Less notable (and characterized uncharitably as a “high school stunt” by a prominent member of the mountaineering community) was a trend-setting speed ascent in the Tetons in August of 1963. Thanks to Dick Long’s outrageous enthusiasm, he, John, and Allen Steck climbed Nez Perce, Cloudveil Dome, South, Middle, and Grand Teton, Mount Owen, and Teewinot, plus the various intervening small peaks in 20 1/2 hours before limping back to the car. (This was trend-setting in that it preceded very slightly the explosion of interest in speed climbing.)
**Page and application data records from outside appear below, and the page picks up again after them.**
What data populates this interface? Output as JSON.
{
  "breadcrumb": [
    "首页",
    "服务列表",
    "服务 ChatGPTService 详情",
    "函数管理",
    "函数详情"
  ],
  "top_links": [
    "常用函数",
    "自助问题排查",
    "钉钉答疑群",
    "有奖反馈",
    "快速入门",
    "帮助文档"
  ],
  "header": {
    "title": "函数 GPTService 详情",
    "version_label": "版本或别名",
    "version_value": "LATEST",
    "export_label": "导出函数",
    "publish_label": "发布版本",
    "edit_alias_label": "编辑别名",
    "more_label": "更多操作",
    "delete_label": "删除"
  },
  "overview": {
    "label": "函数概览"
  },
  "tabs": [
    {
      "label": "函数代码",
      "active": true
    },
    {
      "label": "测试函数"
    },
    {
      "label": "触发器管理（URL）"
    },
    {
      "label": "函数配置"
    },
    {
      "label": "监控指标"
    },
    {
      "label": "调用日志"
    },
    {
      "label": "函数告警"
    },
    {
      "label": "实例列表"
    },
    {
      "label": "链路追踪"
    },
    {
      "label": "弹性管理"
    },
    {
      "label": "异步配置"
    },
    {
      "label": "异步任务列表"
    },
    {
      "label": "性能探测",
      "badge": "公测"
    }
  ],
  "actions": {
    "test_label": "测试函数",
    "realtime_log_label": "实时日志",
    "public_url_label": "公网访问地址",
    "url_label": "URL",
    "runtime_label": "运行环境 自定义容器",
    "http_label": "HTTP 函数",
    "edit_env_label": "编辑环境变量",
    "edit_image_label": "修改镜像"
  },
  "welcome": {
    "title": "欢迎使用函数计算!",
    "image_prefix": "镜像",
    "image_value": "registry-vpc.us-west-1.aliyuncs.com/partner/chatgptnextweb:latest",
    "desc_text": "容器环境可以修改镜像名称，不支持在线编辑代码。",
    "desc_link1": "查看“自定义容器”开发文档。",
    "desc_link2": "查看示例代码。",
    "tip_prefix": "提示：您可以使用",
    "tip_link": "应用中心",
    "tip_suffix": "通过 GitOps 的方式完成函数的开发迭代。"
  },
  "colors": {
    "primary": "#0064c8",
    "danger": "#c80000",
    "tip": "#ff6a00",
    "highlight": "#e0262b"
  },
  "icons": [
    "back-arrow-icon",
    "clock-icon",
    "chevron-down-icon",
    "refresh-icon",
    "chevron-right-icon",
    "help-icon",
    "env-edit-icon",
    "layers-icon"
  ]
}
A PhD program in geology at the University of Minnesota provided yet another un-predicted but life-changing opportunity: a chance to do field work in the little-known Sentinel Range in the Antarctic interior. John opted for this and took a sort of leave of absence from academia to go to Antarctica in 1963-64 and the following Antarctic summer. Significantly, the Sentinel Range included the two highest peaks on the Antarctic continent, Mts. Vinson and Tyree, both untouched by climbers. This significance was in the context of an abrupt lust on the part of climbers around the globe to make the first ascent of the last remaining unclimbed continental summit. And when an American team was formed to vie for the first ascent of Vinson in 1966-67, John made the team—his climbing and Antarctic experience making him a fairly obvious choice.
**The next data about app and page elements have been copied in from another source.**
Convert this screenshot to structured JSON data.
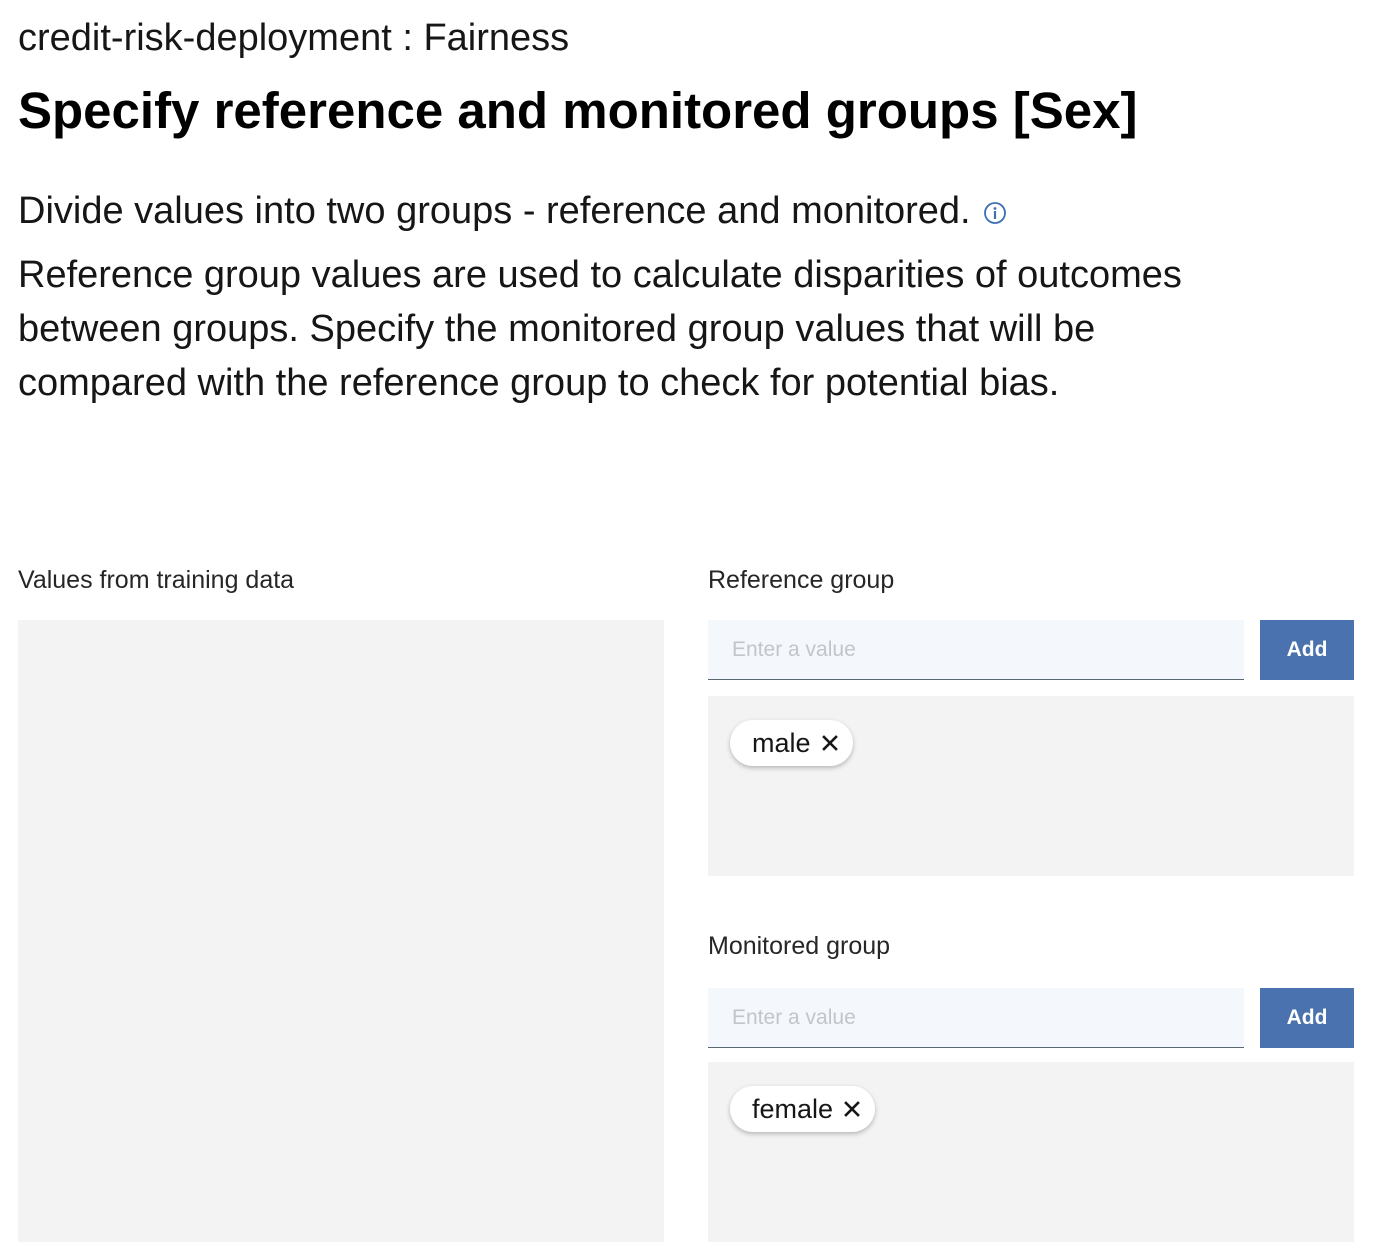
{
  "header": {
    "breadcrumb": "credit-risk-deployment : Fairness",
    "title": "Specify reference and monitored groups [Sex]"
  },
  "intro": {
    "text": "Divide values into two groups - reference and monitored.",
    "info_icon": "info-icon"
  },
  "description": "Reference group values are used to calculate disparities of outcomes between groups. Specify the monitored group values that will be compared with the reference group to check for potential bias.",
  "training": {
    "label": "Values from training data",
    "values": []
  },
  "reference_group": {
    "label": "Reference group",
    "input_placeholder": "Enter a value",
    "input_value": "",
    "add_label": "Add",
    "tags": [
      "male"
    ]
  },
  "monitored_group": {
    "label": "Monitored group",
    "input_placeholder": "Enter a value",
    "input_value": "",
    "add_label": "Add",
    "tags": [
      "female"
    ]
  },
  "colors": {
    "button_bg": "#4a72ae",
    "panel_bg": "#f3f3f3",
    "input_bg": "#f4f7fb"
  }
}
This highly-touted Antarctic expedition was a significant success, with all ten team members making the first ascent of Vinson (the highest peak) in December, 1966, and John with the late Barry Corbet summiting the much more difficult second highest (Tyree) the following month. Their Tyree route has yet to see a repeat.

The Antarctic and Mt. Logan climbs served to elevate John to sufficient standing in the American mountaineering community that he found himself included on a number of subsequent expeditions, including Everest in 1971 and 1981, the Russian Pamirs in 1974, and Nanda Devi in 1976. Of these John tagged the summit of only Pik Lenin in the Pamirs, missing the others by various altitude and logistical complications.
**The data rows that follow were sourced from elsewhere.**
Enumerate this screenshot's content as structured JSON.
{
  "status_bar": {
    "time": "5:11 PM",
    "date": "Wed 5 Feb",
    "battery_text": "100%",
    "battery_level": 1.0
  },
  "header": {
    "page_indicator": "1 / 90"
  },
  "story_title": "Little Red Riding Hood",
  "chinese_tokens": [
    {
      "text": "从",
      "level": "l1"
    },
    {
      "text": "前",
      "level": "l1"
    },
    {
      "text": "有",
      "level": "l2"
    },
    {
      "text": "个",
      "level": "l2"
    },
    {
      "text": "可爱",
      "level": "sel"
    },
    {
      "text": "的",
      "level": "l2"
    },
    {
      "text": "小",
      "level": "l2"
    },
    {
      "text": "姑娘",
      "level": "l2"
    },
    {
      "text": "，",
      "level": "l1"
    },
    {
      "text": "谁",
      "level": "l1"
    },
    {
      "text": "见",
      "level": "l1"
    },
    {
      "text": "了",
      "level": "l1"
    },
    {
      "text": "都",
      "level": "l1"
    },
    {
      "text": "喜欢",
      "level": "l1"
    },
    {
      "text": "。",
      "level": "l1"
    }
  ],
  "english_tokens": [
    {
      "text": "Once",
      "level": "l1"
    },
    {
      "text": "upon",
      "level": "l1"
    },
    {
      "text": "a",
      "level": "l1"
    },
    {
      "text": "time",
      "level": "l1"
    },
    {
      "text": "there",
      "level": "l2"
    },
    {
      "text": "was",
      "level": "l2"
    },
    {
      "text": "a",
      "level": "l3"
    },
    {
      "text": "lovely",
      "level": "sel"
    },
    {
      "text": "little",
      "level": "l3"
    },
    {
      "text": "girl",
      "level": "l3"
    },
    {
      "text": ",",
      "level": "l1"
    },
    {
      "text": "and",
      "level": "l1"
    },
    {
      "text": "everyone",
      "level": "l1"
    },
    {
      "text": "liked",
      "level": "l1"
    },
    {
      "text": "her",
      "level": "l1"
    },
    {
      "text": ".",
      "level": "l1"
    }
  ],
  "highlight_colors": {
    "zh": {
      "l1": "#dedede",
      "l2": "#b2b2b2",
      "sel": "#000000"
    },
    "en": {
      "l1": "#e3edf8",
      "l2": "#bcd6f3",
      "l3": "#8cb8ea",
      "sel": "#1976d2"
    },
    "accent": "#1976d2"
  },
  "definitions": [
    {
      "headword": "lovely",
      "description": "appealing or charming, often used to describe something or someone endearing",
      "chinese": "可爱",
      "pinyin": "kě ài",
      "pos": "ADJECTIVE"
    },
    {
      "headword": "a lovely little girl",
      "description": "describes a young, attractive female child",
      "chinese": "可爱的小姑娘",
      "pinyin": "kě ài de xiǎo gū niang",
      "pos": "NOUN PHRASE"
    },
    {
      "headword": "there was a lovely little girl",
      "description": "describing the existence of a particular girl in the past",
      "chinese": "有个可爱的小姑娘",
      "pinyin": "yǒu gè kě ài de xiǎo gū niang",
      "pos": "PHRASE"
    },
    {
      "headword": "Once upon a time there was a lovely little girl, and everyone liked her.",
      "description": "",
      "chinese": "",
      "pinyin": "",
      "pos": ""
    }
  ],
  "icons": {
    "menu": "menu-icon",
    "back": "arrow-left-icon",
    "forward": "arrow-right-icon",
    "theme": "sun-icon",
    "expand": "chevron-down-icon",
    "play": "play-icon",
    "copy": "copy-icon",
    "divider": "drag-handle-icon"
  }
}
John dressed for wet.

Dressed for wet.

Along the way, John began another life-altering mini-career with the Colorado Outward Bound School, and yet another as a banker—complete with dark suit, maroon tie, and painful shoes. This latter career, lasting nearly a decade, was John’s only venture into the world of main-stream employment. After struggling to the position of Assistant Vice President, however, it was beginning to dawn on him that he was in the wrong place. Happily, he was rescued by an irresistible opportunity to return to Antarctica— this time to manage the U.S. side of “Ice Station Weddell”, a joint venture with the Soviet Union, entailing an ice-breaker-supported camp on floating sea ice in the Weddell Sea.

Predictably, John leaped on this life-changing opportunity, resigning from the bank and never looking back. He parlayed that 18-month Antarctic job to a full-time position as an Antarctic support contractor, specializing in remote field camps on islands along the Antarctic Peninsula. He continued this work until another life-changing event: his retirement in 2012.

National Geographic Explorer

John and Loie assisting the National Geographic Explorer breaking through the ice.

Subsequently, he has availed himself of occasional opportunities to return to Antarctica as a guest speaker on Lindblad tourships. These occasions have also provided long-awaited opportunities to travel to the “frozen continent” with his wife of nearly half a century, Loie. Having raised a world-class daughter, they can now concentrate on the spoiling of two equally splendid granddaughters—all living in Evergreen, Colorado.

Along the way, John has been an improbably consistent chronicler of his various endeavors, and retirement has led him to undertake the long-deferred attention to the tidying up and annotation of his journals to make them coherent to people not there at the time. Thanks to the marvels of e-publishing, these journals are now available to all.